Recently, I got a new flat-panel monitor. My old monitor didn't die; it's just old. My eyes are getting older too, so I decided to do them a favor and get a new monitor that's sharper than my 11-year-old Viewsonic. Yes, monitor technology has improved over the years, and I have more desktop real estate on a 19-inch flat panel than I do on my old 21-inch CRT.
In any case, given the amount of windows I have open most of the time, I actually require a tremendous amount of desktop real estate. Rather than give up my old CRT, I decided to run it side by side with the new monitor. In some ways, you'd think having two monitors might be confusing, but the increase in productivity is sort of startling. For example, when developing Web pages, I can edit the HTML code on one monitor and use the other monitor to preview the Web page.
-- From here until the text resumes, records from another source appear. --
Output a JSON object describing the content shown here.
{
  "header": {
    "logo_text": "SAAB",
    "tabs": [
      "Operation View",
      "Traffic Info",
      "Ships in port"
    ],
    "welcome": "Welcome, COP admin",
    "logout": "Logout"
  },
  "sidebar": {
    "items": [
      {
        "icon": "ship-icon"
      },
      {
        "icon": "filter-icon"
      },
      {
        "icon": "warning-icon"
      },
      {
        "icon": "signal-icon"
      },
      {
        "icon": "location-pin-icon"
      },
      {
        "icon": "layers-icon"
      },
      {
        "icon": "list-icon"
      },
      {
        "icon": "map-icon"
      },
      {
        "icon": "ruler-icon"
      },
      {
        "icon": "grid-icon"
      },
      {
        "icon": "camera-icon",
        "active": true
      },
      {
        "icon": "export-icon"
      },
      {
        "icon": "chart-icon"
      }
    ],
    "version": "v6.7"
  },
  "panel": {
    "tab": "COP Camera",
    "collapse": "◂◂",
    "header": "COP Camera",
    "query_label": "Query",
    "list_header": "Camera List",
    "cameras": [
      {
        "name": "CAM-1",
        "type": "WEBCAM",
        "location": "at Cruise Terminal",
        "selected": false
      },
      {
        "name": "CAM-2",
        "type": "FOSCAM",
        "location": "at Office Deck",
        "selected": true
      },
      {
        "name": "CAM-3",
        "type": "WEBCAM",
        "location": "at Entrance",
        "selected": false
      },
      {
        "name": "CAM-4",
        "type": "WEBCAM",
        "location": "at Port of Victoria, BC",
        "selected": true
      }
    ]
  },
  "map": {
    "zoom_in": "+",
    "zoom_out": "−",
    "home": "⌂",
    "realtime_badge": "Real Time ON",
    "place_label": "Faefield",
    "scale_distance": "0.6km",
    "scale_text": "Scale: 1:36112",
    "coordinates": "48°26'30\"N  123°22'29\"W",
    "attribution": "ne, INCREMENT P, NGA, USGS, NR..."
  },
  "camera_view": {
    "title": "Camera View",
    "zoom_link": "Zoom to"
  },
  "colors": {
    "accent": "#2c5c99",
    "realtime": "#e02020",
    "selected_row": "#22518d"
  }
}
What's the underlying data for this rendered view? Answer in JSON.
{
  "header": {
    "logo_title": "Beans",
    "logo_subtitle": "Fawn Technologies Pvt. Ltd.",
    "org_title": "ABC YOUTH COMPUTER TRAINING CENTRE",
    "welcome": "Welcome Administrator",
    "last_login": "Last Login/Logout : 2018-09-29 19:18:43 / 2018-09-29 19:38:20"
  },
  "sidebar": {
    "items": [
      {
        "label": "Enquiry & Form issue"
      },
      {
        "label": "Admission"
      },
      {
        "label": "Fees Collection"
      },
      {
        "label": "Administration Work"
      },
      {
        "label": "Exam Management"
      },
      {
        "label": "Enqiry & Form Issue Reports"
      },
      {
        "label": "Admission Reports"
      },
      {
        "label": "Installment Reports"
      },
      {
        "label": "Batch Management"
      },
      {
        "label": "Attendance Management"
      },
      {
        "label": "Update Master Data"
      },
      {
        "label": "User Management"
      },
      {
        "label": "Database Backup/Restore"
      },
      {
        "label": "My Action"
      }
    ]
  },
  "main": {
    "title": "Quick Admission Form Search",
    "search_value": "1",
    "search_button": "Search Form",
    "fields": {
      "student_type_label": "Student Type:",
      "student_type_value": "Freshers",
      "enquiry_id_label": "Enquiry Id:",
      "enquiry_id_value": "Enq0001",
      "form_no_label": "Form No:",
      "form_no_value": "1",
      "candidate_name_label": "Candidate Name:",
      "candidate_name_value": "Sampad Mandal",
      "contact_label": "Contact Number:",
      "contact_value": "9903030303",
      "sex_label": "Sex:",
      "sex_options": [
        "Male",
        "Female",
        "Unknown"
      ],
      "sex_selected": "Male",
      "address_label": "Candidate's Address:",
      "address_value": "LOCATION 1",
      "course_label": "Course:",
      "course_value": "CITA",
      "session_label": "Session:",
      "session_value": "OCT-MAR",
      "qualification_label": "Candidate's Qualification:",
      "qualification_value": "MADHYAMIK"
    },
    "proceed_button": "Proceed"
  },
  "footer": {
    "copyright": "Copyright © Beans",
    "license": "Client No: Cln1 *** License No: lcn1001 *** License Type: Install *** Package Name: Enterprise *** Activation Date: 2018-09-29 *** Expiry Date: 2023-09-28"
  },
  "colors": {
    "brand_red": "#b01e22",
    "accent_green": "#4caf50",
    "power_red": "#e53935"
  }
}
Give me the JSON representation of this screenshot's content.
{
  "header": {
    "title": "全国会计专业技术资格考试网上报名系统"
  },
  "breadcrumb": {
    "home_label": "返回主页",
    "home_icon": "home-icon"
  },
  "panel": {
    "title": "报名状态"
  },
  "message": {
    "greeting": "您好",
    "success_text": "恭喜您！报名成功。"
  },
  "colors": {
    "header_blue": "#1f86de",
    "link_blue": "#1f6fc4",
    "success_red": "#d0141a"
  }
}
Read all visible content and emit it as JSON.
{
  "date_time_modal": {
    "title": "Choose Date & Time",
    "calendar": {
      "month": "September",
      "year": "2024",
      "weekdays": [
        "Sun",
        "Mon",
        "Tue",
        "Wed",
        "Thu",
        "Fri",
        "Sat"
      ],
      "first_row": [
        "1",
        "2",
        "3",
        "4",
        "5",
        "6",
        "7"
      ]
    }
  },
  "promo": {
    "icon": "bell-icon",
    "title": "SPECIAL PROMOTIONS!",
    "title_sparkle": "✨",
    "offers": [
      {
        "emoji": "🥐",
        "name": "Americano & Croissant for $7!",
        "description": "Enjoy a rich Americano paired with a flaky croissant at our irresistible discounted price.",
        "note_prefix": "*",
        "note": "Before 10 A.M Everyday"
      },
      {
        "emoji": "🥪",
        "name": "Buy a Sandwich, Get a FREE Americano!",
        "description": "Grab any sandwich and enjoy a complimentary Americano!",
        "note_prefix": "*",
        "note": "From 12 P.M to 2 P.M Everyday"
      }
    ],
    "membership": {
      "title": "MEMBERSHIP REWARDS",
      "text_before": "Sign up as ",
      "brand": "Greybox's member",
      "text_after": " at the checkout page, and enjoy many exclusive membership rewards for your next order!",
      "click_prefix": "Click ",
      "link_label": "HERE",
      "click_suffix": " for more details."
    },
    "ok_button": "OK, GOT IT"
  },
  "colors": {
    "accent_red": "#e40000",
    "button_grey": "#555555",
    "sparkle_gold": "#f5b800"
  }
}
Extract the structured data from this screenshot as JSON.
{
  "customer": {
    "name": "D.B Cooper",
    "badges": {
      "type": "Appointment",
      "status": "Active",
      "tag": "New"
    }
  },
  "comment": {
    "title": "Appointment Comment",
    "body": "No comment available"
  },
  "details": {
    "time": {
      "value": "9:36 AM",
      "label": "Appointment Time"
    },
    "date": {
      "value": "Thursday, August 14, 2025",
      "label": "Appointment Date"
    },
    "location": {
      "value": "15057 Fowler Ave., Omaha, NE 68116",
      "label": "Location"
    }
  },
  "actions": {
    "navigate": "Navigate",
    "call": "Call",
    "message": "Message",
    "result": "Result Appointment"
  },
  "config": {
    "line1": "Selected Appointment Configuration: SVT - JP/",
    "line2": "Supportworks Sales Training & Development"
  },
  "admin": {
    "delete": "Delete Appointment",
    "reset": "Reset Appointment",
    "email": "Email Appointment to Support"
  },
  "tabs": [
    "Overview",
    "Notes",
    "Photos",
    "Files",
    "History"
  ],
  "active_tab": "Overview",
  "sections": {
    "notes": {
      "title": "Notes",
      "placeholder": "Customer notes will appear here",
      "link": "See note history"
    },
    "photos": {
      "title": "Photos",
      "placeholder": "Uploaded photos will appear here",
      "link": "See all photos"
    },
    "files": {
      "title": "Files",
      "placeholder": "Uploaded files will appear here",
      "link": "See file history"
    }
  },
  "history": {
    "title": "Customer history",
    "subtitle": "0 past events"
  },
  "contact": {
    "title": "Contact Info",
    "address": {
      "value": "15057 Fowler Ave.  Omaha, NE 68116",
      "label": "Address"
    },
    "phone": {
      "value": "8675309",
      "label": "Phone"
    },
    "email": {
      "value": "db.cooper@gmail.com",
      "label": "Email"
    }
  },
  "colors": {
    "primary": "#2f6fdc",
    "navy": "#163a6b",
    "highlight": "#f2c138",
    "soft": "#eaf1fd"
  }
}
This dual monitor arrangement was easy to set up in Windows XP, but you do need to have the right hardware to make it all work. In my case, I wanted to run the new monitor with a digital (DVI) connection, so I got a video card that has two connectors -- both an analog and a DVI. If you don't opt for that type of card, you can actually set up a dual monitor system with two video cards.
In any case, telling Windows about my second monitor was easy. Generally one monitor is the "primary" display where you log on. It also has your Start menu and Task bar. As you open windows, you can then move them onto the second display. Windows remembers where you want the window the next time you run the software. Alternatively, you can set up your display to act like one very wide monitor.
After you connect the new monitor, Windows detects it and installs the drivers. After that, you use Control Panel to configure the settings by choosing Start|Settings|Control Panel|Display. In the Settings tab, the first thing you want to do is determine which monitor is which. Click Identify and Windows puts a huge number on each monitor. Then click the monitor icons to change the settings. The two monitors don't need to run using the same settings. In fact, my old monitor is running at 1024x768 and the new one runs at 1280 x 1024.
Although I'm still learning more ways that having two monitors can be useful, I'm already sure that for the type of work I do, it's incredibly helpful. Today I did the layout for a monthly newsletter. I had several Word documents open on one monitor and Photoshop and InDesign windows open on the other. It was cool.
Sure two monitors may have seemed like a luxury at first, but I definitely don't want to go back to using just one monitor ever again.